While this ruling is not a mandate, it opens up the opportunity for the military to enforce the ban.
Pentagon spokesperson Lt. Col. Carla Gleason told CNN that the policy isn’t a ban on trans servicepeople and that the Department of Defense treats “all transgender persons with respect and dignity.”
“It is critical that DoD be permitted to implement personnel policies that it determines are necessary to ensure the most lethal and combat effective fighting force in the world,” Gleason said. “DoD’s proposed policy is based on professional military judgment and will ensure that the U.S. Armed Forces remain the most lethal and combat effective fighting force in the world.”
LGBTQ groups disagree.
“Allowing Donald Trump and Mike Pence’s transgender troop ban to go into effect harms both transgender service members and our national security,” said Human Rights Campaign National Press Secretary Sarah McBride. “Today’s decision thrusts this administration’s discriminatory agenda onto a military that clearly doesn’t want it and does so at the expense of transgender people’s careers and service.”
President Trump first introduced the policy on Twitter in 2017. “Our military must be focused on decisive and overwhelming victory and cannot be burdened with the tremendous medical costs and disruption that transgender in the military would entail,” he wrote.
This move is a reversal of an Obama-era policy which allowed transgender individuals to openly serve as well as obtain funding for gender-affirming surgery.
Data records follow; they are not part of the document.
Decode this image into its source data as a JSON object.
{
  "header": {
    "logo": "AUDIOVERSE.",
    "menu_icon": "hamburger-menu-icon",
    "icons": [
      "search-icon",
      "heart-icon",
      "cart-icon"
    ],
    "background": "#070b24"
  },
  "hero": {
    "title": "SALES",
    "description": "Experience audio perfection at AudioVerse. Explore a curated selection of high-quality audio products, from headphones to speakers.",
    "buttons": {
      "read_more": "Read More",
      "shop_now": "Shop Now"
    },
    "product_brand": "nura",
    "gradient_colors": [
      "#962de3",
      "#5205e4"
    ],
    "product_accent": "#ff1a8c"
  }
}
“We had an inclusive policy for almost three years,” said the director of the Palm Center, an independent research institute that has conducted research on sexual minorities in the military, Aaron Belkin. “What today’s ruling enables is the whipsawing of policy, back and forth.”